Advocates of “original intent,” more accurately called “original understanding,” generally believe the Constitution established the best governmental structure ever conceived by human beings. They believe the principles undergirding it and inhering in it are responsible for the creation and development of the freest and most prosperous nation in the history of the world. They believe the abandonment of those principles has led and will continue to lead to the coarsening and debasing of our culture and the erosion and eventual eradication of our liberties.

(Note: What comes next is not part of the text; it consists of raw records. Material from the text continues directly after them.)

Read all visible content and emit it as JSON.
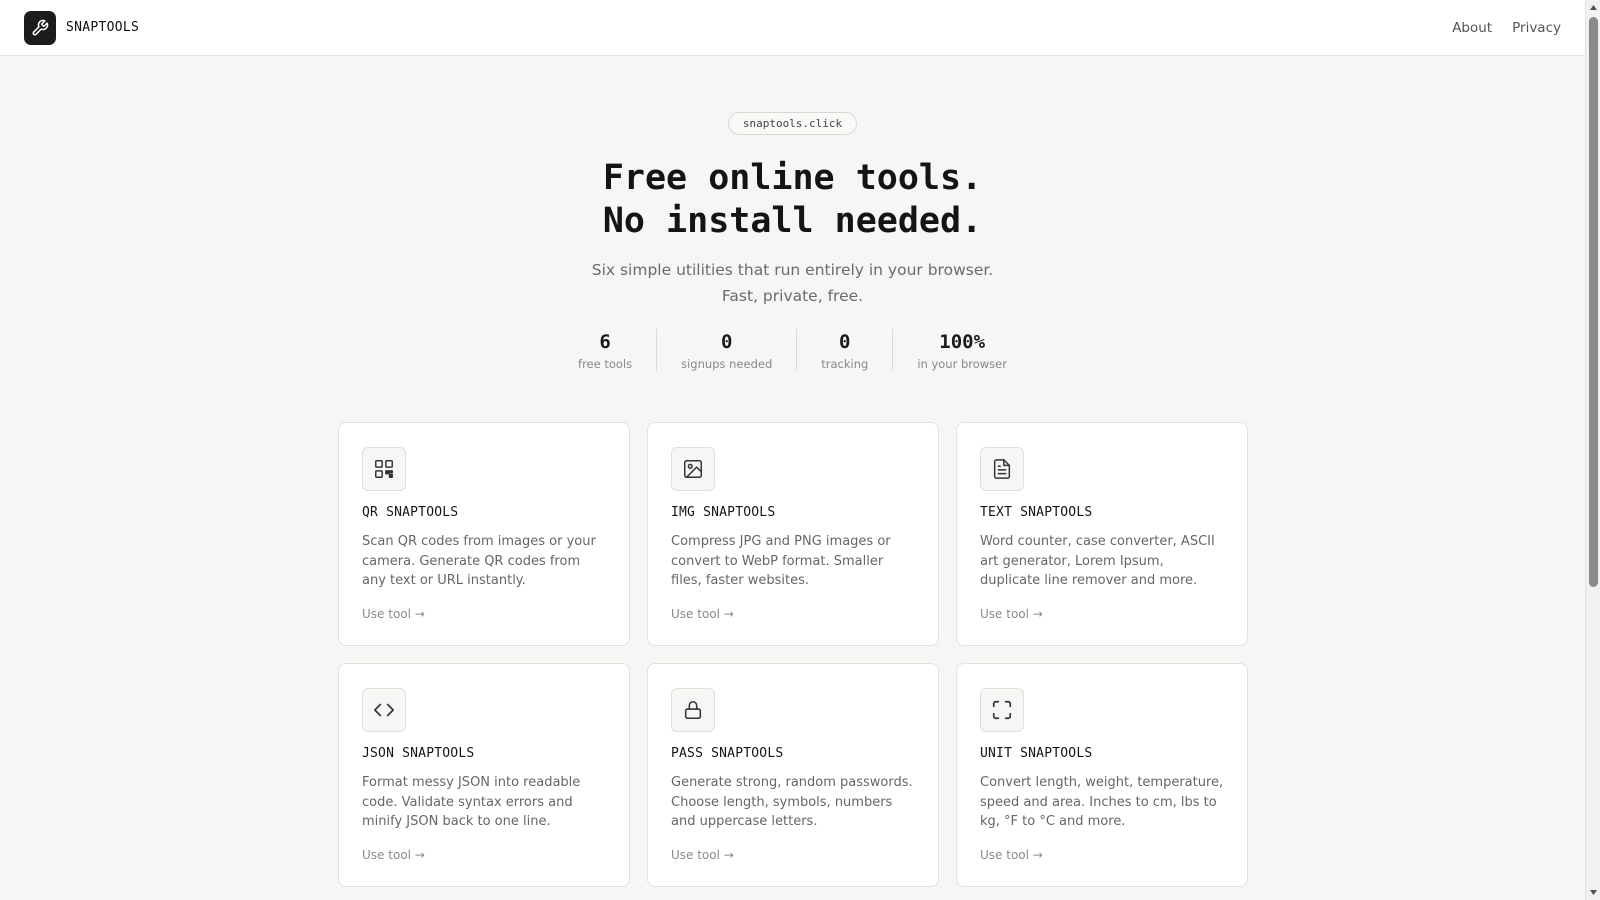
{
  "header": {
    "brand": "SNAPTOOLS",
    "logo_icon": "wrench-icon",
    "nav": [
      {
        "label": "About"
      },
      {
        "label": "Privacy"
      }
    ]
  },
  "hero": {
    "domain": "snaptools.click",
    "headline_line1": "Free online tools.",
    "headline_line2": "No install needed.",
    "subtitle": "Six simple utilities that run entirely in your browser. Fast, private, free."
  },
  "stats": [
    {
      "value": "6",
      "label": "free tools"
    },
    {
      "value": "0",
      "label": "signups needed"
    },
    {
      "value": "0",
      "label": "tracking"
    },
    {
      "value": "100%",
      "label": "in your browser"
    }
  ],
  "tools": [
    {
      "title": "QR SNAPTOOLS",
      "icon": "qr-code-icon",
      "description": "Scan QR codes from images or your camera. Generate QR codes from any text or URL instantly.",
      "link": "Use tool →"
    },
    {
      "title": "IMG SNAPTOOLS",
      "icon": "image-icon",
      "description": "Compress JPG and PNG images or convert to WebP format. Smaller files, faster websites.",
      "link": "Use tool →"
    },
    {
      "title": "TEXT SNAPTOOLS",
      "icon": "document-icon",
      "description": "Word counter, case converter, ASCII art generator, Lorem Ipsum, duplicate line remover and more.",
      "link": "Use tool →"
    },
    {
      "title": "JSON SNAPTOOLS",
      "icon": "code-brackets-icon",
      "description": "Format messy JSON into readable code. Validate syntax errors and minify JSON back to one line.",
      "link": "Use tool →"
    },
    {
      "title": "PASS SNAPTOOLS",
      "icon": "lock-icon",
      "description": "Generate strong, random passwords. Choose length, symbols, numbers and uppercase letters.",
      "link": "Use tool →"
    },
    {
      "title": "UNIT SNAPTOOLS",
      "icon": "expand-frame-icon",
      "description": "Convert length, weight, temperature, speed and area. Inches to cm, lbs to kg, °F to °C and more.",
      "link": "Use tool →"
    }
  ],
  "colors": {
    "background": "#f6f6f4",
    "card": "#ffffff",
    "text": "#1a1a1a",
    "muted": "#6b6b6b",
    "logo_bg": "#1c1c1c"
  }
}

Further, they believe that the safest bet to preserve these transcendent constitutional principles is to take the document seriously — dead seriously. Judges should not make a mockery of its language by ascribing meaning to it that was never intended, no matter how much they may believe in the desirability of the extra-constitutional result they’re seeking to achieve.

The governmental powers and limitations the Framers incorporated in the Constitution came with a purpose — usually to safeguard the liberties of the people. To the extent you ignore its prescriptions, you jeopardize liberties.

As corny as this may sound, many constitution-loving conservatives support judicial restraint and “originalism” not because they want to see shifts toward conservative policy, though that will be an emphatically welcome byproduct, should it occur. They favor constitutionalist judges because they believe in the Constitution — not out of some misguided political idolatry, but because they believe in its principles and the freedoms those principles ensure.

If the political branches continue to allow the composition of the Court to tilt toward judicial activism, the implosion of our unique system of government is inevitable because judge-made law and constitutional revisionism is like building a house on a foundation of sand. Without diminishing the staggering importance of such issues as abortion, we’re talking here about the very preservation of the republic.